My Boat Show Phobia
The last time I attended the boat show, I ended up buying a boat. So I have been reticent to return ever since. I know what you’re thinking – isn’t that a reasonable thing to be doing at a boat show? Well, my darling wife would certainly agree.
For me a boat show is more about admiring and dreaming. I see a speedboat, and my mind drifts off. Suddenly I am James Bond, racing around the bay after some evil mastermind – with a bevy of bikini clad ladies lounging in the bow seats, of course. When I see a sailboat, I imagine myself hiked out, bearing down on the finish line in pursuit of America’s Cup. Down one aisle I happen upon a sleek jet boat, and I zone out. I am dressed in leather hood and goggles, skipping across the lake, out to break all the speed records. I come across a beautiful yacht, and I am suddenly the millionaire skipper. I ask daft questions like: “What does the gas cost to run this thing?” – A query which immediately clues in the perceptive sales representative that I am indeed not a millionaire, nor a potential millionaire’s yacht candidate.

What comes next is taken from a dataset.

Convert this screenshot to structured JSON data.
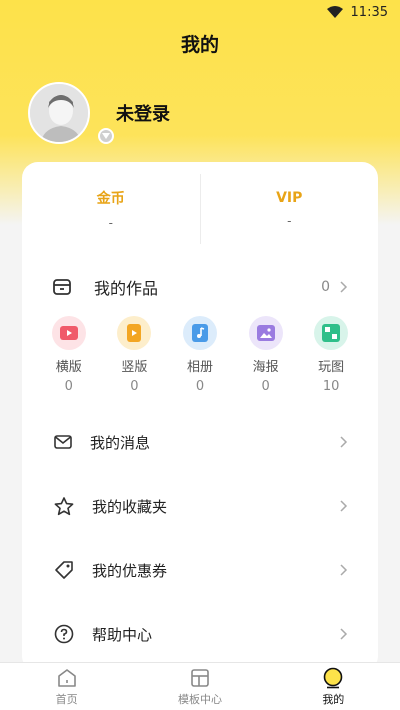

When a smooth-talking sales person sees me staring dreamily at his runabout and approaches, I ask a few inane questions, take a handful of brochures and a tidy business card, tell him that I want to check out the rest of the show before returning to make the purchase, and then make my escape, making a mental note of the area of the show to avoid for the rest of my visit.
My wife, on the other hand, ignores all the fancy vessels, sleek watercraft, lightweight canoes and polished wooden rowboats, she even ignores me until she comes across a comfy, practical pontoon boat, and says: “This is exactly what we need.” The sales rep moves in. No matter how many useless excuses I throw out there to ward him off, I know I’ve lost the battle before it has even begun.
We can’t afford it! “Yes,” says my spouse, “the payments are really quite doable, if we pay monthly for 50 years.” I’ll be dead by then! “Good, then I can pay it off with your life insurance.” It doesn’t match my truck. “Yes it does, silver truck – silver pontoons.” Our humble cottage dock might be too small. “No worries,” counters my problem-solving mate: “New docks are in aisle 1.” Hmmm, (I imagine the cost and work involved with that). On second thought, I think it will fit! She takes this as a yes. We buy the boat.
It is a difference in shopping philosophy, really. My wife likes to buy things and then tell me how much she saved. I like to not buy things, and then tell her how much I saved. If I go to a farmer’s market, I am able to walk around, booth to booth, display to display, checking out the wares, squeezing the tomatoes, admiring the crafts, and easily leave empty handed. Not so my wife – she would think it a supreme failure if she didn’t have her arms full of bags upon departure. She sees value in all sorts of trinkets and gadgets. I am not a browser. If I go into a store, it is with a particular purchase in mind. If my wife gives me a shopping list, I return home with everything on that list, and nothing more. “Is this all you got?” she will ask incredulously. “Was there nothing interesting on sale?”
I do have to admit that the pontoon purchase was actually quite prudent. The boat has proved its worth at the cottage, time and time again. It is particularly valuable ferrying people and gear back and forth to our island. The vessel adds extra space when attached to the dock, a comfortable sitting area for lunch or for the revelry of the cocktail hour. When we zip in the enclosure, the boat becomes a bunkie for extra guests. Quite often we run up the lake at midday, beaching the boat on the beautiful crescent of sand that rings a bay on our lake’s north shore. We start a driftwood bonfire and roast hot dogs on willow sticks. After dinner, on a pleasant summer’s night, we like to head out for an evening cruise. We tour along the south shore of our lake to do some cottage watching.
Why am I telling you all this, you may be asking. Well, my wife has been making noises about replacing our aging runabout, the ski boat that is more about fun than the practical pontoon. She tells me that we should hit the Toronto International Boat Show this weekend, just to have a look.
So, if you see me there, please say hello. I’ll be the nervous, stuttering fellow that the sale’s people will be ignoring, concentrating instead on my beautiful wife.